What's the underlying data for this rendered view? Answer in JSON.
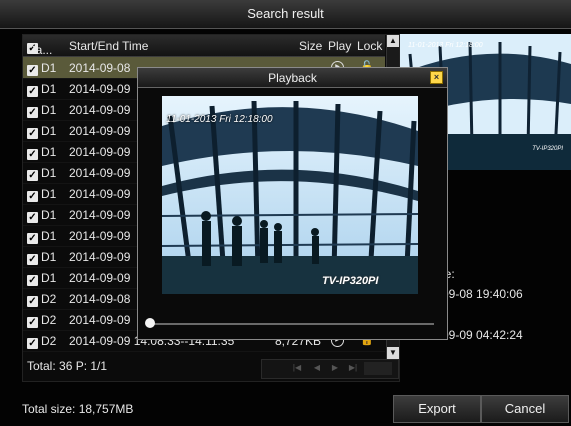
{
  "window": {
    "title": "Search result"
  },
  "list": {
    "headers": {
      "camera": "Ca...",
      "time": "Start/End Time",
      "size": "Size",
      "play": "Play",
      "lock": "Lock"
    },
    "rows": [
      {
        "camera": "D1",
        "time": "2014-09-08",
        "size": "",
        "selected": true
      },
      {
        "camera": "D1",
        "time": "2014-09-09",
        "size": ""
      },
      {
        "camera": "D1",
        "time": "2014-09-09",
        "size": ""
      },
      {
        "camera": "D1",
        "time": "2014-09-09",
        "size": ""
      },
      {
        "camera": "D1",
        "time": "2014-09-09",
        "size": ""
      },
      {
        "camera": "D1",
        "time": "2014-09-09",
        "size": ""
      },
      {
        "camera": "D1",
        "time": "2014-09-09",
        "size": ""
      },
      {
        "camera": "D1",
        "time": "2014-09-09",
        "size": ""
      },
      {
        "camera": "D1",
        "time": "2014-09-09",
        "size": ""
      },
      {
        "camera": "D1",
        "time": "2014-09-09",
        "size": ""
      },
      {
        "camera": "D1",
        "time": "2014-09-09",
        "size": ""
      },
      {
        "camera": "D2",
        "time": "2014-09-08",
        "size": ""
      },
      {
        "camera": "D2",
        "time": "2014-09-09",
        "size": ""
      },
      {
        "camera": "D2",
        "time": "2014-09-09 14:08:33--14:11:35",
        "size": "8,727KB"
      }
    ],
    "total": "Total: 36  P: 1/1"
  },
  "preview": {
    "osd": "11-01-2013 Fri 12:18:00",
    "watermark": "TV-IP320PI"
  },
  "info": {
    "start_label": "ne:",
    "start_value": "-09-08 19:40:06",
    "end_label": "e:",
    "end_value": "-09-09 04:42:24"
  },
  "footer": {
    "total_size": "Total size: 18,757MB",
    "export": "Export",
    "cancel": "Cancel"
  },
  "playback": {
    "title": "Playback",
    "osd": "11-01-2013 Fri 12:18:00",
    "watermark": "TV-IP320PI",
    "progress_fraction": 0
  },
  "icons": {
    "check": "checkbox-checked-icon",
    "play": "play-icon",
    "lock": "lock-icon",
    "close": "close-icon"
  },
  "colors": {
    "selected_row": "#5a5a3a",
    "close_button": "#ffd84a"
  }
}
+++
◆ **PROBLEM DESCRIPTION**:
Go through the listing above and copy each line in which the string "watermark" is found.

◆ **RESPONSE**:
    "watermark": "TV-IP320PI"
    "watermark": "TV-IP320PI",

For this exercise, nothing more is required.